*What you are asked to do*. Repeat each record word for word. Leave nothing out.

*Records to use*.
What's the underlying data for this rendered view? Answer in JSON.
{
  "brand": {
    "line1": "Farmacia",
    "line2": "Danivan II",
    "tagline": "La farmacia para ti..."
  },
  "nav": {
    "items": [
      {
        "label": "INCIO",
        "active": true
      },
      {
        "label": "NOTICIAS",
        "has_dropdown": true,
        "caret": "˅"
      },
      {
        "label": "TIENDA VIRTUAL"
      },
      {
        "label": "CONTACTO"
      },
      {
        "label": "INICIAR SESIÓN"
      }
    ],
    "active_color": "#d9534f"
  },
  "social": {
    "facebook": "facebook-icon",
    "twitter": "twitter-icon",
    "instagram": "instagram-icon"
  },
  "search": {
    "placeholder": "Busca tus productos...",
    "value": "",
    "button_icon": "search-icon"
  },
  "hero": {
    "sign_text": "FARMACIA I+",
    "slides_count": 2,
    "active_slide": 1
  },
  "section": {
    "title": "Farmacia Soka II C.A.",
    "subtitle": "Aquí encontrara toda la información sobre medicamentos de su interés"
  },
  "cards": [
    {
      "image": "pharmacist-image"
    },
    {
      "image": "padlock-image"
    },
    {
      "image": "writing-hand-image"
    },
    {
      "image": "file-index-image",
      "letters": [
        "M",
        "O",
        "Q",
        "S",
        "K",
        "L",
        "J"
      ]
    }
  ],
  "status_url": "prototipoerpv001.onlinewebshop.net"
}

*Task output*.
What's the underlying data for this rendered view? Answer in JSON.
{
  "brand": {
    "line1": "Farmacia",
    "line2": "Danivan II",
    "tagline": "La farmacia para ti..."
  },
  "nav": {
    "items": [
      {
        "label": "INCIO",
        "active": true
      },
      {
        "label": "NOTICIAS",
        "has_dropdown": true,
        "caret": "˅"
      },
      {
        "label": "TIENDA VIRTUAL"
      },
      {
        "label": "CONTACTO"
      },
      {
        "label": "INICIAR SESIÓN"
      }
    ],
    "active_color": "#d9534f"
  },
  "social": {
    "facebook": "facebook-icon",
    "twitter": "twitter-icon",
    "instagram": "instagram-icon"
  },
  "search": {
    "placeholder": "Busca tus productos...",
    "value": "",
    "button_icon": "search-icon"
  },
  "hero": {
    "sign_text": "FARMACIA I+",
    "slides_count": 2,
    "active_slide": 1
  },
  "section": {
    "title": "Farmacia Soka II C.A.",
    "subtitle": "Aquí encontrara toda la información sobre medicamentos de su interés"
  },
  "cards": [
    {
      "image": "pharmacist-image"
    },
    {
      "image": "padlock-image"
    },
    {
      "image": "writing-hand-image"
    },
    {
      "image": "file-index-image",
      "letters": [
        "M",
        "O",
        "Q",
        "S",
        "K",
        "L",
        "J"
      ]
    }
  ],
  "status_url": "prototipoerpv001.onlinewebshop.net"
}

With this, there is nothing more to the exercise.